%%

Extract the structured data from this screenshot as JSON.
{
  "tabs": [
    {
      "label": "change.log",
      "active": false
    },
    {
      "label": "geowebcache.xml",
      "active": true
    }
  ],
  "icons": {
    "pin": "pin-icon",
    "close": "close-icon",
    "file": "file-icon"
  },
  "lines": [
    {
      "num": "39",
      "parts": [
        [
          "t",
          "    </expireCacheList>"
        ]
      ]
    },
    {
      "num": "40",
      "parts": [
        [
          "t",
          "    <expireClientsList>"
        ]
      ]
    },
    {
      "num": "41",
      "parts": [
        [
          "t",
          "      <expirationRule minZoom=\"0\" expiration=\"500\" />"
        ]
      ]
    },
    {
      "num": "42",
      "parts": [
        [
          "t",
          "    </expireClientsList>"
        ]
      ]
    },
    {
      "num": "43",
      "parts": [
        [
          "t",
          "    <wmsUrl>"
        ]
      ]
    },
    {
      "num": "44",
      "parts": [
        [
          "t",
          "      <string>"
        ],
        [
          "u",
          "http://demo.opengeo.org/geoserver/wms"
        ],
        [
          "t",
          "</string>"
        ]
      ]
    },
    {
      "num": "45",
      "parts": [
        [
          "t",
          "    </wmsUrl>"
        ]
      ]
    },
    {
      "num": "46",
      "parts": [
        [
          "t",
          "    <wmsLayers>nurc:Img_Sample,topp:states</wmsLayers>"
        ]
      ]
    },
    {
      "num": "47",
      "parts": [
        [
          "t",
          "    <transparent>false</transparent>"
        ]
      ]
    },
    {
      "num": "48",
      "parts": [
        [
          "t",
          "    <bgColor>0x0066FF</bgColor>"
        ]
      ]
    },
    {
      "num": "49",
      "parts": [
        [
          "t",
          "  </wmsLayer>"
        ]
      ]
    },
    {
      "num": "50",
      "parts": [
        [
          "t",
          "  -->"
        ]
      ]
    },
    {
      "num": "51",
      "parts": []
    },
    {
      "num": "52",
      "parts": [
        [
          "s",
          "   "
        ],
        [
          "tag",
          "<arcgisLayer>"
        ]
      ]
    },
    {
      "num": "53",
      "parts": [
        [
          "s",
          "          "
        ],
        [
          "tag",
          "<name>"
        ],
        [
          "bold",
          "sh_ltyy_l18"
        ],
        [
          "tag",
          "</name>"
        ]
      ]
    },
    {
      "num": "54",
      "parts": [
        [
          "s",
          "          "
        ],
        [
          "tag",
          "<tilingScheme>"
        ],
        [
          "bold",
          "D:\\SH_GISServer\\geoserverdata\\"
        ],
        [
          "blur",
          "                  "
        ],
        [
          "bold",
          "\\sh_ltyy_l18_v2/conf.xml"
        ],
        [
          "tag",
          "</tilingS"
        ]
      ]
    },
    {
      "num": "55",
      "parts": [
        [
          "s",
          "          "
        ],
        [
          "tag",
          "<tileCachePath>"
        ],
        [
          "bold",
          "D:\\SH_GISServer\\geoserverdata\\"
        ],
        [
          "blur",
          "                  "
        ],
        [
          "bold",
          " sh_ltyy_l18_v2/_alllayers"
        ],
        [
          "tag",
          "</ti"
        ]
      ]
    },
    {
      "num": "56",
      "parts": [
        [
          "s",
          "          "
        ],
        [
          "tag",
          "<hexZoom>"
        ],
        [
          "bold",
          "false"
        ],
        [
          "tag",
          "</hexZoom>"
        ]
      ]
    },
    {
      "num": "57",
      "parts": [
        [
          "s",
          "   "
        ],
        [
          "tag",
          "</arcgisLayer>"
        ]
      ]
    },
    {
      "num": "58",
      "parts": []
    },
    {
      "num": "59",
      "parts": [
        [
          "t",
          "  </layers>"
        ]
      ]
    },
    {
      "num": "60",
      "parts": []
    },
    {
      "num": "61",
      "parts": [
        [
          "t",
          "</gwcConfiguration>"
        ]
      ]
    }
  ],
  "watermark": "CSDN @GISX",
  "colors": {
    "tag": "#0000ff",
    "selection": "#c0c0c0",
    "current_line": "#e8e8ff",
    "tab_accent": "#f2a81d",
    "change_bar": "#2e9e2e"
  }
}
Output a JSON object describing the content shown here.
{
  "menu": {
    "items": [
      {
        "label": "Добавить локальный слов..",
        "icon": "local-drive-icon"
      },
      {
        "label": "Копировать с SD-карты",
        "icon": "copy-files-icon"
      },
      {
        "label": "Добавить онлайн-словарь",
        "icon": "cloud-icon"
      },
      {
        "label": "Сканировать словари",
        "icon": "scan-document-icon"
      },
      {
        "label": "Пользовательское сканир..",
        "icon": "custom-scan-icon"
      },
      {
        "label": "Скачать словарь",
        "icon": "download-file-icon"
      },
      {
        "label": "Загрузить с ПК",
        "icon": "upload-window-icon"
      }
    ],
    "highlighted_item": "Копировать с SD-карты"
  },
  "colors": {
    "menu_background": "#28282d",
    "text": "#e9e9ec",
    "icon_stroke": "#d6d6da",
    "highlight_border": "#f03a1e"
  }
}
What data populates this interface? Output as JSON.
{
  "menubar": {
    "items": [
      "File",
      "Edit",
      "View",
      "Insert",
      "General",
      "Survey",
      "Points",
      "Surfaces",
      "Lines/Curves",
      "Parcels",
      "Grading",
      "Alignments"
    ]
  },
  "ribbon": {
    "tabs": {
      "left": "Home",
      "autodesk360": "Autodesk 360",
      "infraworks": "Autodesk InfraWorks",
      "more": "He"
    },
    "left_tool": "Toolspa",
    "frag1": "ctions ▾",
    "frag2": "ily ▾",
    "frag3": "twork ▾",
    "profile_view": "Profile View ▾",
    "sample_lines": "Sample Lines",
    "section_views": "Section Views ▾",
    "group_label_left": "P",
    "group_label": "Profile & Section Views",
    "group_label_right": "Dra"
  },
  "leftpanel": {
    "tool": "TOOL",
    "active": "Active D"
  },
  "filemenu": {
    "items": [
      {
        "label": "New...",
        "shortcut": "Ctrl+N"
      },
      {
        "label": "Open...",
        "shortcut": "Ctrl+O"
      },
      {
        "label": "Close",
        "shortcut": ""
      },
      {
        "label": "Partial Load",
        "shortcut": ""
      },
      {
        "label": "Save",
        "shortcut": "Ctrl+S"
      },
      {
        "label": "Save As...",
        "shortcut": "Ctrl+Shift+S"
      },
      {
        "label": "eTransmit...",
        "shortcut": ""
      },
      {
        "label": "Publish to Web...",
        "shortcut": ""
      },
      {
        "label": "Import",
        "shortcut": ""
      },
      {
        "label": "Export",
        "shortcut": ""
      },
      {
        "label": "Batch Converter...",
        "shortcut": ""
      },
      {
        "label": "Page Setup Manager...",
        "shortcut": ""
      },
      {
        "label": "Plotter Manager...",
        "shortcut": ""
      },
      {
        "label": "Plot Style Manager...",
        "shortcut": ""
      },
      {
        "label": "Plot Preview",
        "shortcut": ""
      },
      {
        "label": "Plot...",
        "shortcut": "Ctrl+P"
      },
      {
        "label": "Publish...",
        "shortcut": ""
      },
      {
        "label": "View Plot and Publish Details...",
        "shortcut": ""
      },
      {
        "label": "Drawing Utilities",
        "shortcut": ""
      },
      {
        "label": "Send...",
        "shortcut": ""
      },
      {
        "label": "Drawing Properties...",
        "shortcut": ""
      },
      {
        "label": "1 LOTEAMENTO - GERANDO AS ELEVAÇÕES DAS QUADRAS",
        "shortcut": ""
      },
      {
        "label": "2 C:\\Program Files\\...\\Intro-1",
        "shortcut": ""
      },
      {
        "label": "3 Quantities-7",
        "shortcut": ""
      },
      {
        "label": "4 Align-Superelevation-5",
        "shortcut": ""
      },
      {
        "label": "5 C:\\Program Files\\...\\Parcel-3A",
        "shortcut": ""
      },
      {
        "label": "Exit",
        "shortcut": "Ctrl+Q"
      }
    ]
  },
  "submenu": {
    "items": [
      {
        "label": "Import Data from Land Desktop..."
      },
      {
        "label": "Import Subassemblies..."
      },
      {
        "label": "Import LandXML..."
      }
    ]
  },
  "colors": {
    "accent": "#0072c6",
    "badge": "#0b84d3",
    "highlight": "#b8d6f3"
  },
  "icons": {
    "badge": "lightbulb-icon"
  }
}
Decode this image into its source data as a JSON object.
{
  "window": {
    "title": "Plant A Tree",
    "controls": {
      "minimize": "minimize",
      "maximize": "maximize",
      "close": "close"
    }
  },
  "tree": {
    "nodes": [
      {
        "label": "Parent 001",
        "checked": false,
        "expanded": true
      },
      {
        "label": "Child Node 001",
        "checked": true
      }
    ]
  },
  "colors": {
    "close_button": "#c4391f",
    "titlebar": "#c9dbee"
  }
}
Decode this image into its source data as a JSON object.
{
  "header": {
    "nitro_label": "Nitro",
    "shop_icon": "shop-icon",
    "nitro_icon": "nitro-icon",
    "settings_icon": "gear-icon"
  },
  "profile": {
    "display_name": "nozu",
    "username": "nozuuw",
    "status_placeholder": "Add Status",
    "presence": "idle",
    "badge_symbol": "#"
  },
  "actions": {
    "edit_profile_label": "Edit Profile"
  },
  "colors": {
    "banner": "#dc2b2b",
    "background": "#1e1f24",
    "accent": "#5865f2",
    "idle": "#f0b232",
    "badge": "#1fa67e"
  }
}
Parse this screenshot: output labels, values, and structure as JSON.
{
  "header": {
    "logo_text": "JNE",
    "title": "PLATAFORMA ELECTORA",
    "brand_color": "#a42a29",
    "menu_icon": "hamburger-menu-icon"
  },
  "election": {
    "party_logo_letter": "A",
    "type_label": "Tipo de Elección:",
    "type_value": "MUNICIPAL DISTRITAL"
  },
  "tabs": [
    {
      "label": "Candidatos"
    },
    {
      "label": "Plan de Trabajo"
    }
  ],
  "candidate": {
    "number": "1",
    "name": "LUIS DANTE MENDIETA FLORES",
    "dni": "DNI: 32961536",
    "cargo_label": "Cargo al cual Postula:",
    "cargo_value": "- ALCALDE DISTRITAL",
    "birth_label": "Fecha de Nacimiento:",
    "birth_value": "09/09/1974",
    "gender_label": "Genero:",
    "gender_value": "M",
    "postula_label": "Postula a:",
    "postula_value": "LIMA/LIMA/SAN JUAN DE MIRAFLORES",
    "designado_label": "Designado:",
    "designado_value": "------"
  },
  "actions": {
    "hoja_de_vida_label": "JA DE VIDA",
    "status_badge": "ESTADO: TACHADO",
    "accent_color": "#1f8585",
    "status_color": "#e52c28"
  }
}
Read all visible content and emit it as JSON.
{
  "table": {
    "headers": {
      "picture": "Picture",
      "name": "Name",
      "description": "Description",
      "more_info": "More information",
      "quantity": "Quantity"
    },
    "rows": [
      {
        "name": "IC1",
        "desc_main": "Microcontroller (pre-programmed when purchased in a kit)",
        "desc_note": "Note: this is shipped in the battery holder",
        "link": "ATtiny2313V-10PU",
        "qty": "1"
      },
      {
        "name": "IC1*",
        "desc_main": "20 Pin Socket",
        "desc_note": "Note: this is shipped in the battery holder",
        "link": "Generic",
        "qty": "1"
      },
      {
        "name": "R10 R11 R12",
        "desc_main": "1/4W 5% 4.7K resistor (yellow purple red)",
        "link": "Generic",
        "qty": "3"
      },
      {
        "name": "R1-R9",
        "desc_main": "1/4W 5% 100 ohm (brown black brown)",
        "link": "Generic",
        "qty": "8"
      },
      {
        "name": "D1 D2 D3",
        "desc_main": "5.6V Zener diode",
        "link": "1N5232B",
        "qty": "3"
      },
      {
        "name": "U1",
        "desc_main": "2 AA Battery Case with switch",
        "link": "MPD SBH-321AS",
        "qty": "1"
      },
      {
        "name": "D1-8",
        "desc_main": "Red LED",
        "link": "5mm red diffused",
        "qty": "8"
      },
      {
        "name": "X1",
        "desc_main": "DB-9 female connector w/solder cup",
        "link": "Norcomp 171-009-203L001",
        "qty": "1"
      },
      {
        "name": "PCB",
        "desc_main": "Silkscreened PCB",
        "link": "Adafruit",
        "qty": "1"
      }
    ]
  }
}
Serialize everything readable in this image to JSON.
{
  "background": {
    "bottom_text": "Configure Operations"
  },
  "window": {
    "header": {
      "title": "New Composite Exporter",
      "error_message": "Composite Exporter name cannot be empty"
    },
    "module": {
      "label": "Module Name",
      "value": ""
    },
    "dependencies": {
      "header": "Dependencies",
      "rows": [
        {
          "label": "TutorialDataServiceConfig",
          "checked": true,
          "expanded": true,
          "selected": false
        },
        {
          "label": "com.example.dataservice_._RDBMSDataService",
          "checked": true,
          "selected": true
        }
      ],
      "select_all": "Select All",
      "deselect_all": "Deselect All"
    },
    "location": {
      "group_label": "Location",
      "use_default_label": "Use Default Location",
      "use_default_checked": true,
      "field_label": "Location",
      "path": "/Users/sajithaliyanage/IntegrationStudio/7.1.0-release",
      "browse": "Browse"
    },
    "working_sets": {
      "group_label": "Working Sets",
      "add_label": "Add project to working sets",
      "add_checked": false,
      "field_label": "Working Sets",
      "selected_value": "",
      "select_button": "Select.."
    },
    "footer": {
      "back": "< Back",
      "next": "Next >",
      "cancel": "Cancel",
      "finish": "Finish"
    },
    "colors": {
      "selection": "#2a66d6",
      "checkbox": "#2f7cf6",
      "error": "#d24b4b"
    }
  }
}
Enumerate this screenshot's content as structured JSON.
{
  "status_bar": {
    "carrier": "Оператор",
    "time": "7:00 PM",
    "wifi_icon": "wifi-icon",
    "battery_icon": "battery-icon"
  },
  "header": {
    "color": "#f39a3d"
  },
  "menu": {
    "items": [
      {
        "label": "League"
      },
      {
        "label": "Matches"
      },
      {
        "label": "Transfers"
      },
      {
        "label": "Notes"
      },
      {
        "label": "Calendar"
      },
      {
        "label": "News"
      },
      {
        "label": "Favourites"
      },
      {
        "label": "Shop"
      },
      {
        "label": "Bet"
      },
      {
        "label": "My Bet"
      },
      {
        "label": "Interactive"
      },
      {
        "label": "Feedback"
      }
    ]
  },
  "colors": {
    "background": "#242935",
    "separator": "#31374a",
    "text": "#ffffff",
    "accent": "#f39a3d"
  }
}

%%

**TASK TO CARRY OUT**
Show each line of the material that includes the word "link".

**ANSWER FOR THIS EXERCISE**
        "link": "ATtiny2313V-10PU",
        "link": "Generic",
        "link": "Generic",
        "link": "Generic",
        "link": "1N5232B",
        "link": "MPD SBH-321AS",
        "link": "5mm red diffused",
        "link": "Norcomp 171-009-203L001",
        "link": "Adafruit",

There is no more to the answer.